[[ Data to process open ]]
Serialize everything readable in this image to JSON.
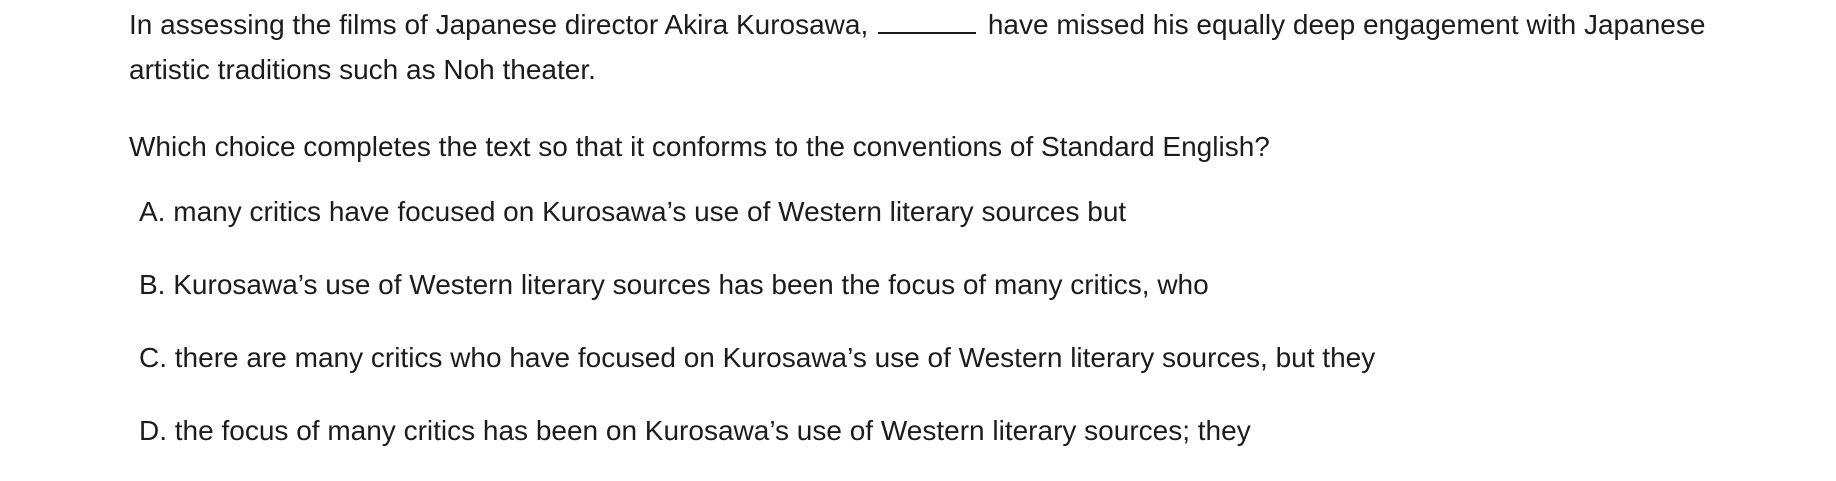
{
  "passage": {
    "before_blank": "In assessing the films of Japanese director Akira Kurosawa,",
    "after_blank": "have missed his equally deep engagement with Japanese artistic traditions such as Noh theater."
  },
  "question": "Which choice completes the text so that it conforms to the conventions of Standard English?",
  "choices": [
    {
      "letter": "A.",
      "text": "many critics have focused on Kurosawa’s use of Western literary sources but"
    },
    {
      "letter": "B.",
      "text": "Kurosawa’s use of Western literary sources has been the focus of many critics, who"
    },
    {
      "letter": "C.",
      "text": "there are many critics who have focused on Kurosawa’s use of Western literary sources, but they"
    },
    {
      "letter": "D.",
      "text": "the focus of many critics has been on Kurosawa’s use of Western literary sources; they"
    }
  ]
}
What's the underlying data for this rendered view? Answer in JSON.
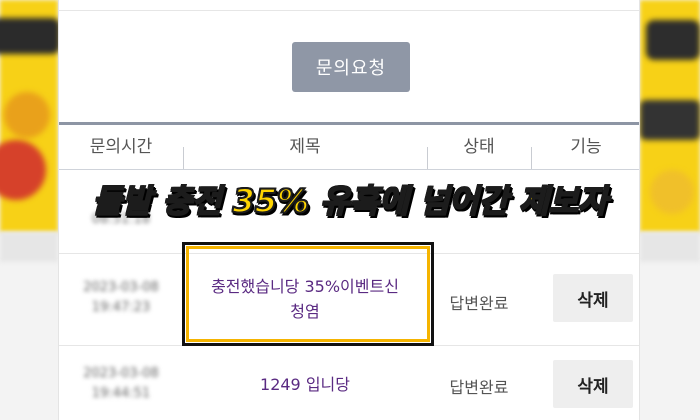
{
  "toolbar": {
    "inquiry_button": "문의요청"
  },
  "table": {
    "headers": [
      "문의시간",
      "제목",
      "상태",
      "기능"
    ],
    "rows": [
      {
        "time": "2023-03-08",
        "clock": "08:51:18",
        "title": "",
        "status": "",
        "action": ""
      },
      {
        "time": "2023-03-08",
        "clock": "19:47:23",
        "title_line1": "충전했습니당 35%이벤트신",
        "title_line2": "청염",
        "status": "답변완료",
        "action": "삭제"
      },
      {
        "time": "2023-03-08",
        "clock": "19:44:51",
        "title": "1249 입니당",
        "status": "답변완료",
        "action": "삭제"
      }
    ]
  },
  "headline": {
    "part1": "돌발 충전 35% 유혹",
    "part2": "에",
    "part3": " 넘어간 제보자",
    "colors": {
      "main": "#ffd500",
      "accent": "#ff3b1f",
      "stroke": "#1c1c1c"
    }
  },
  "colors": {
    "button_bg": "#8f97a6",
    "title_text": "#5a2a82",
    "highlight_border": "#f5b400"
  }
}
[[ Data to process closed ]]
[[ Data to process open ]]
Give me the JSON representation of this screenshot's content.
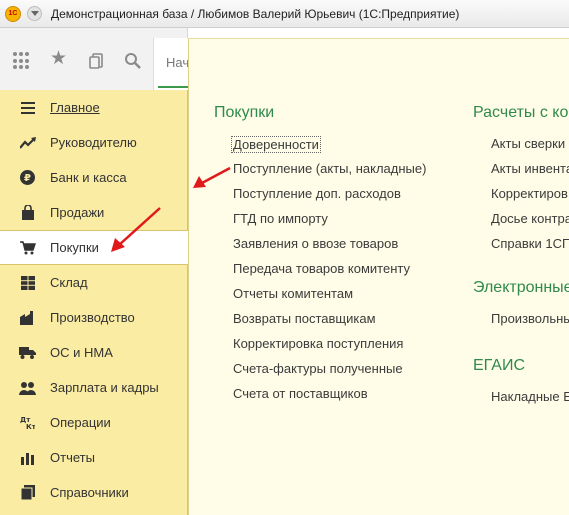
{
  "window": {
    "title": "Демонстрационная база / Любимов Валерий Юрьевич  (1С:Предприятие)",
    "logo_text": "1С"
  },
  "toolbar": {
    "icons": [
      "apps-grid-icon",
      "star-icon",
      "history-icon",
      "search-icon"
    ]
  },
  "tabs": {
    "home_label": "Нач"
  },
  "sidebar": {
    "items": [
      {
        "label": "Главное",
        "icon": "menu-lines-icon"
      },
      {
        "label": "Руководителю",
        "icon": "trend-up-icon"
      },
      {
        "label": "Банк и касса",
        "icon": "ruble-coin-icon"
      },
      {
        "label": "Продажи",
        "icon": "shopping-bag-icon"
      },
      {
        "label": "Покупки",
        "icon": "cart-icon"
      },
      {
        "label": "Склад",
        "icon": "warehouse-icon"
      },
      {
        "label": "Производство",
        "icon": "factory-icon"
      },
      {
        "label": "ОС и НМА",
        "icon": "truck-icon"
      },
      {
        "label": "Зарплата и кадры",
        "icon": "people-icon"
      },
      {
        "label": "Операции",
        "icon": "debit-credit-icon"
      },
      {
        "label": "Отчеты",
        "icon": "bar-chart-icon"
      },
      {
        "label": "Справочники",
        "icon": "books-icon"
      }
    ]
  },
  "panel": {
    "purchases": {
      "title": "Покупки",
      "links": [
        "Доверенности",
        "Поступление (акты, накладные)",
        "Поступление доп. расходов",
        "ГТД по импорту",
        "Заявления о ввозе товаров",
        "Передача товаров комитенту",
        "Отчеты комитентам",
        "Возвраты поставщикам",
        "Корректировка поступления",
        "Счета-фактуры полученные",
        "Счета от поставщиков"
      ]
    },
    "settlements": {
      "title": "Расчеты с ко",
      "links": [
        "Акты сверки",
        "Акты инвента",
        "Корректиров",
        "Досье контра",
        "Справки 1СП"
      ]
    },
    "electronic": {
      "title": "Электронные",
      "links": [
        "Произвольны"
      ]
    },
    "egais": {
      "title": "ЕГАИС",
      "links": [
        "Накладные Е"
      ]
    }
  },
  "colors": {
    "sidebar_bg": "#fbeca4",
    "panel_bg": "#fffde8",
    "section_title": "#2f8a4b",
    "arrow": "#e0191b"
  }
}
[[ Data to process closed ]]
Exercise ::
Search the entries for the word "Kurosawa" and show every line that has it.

Response ::
    "before_blank": "In assessing the films of Japanese director Akira Kurosawa,",
      "text": "many critics have focused on Kurosawa’s use of Western literary sources but"
      "text": "Kurosawa’s use of Western literary sources has been the focus of many critics, who"
      "text": "there are many critics who have focused on Kurosawa’s use of Western literary sources, but they"
      "text": "the focus of many critics has been on Kurosawa’s use of Western literary sources; they"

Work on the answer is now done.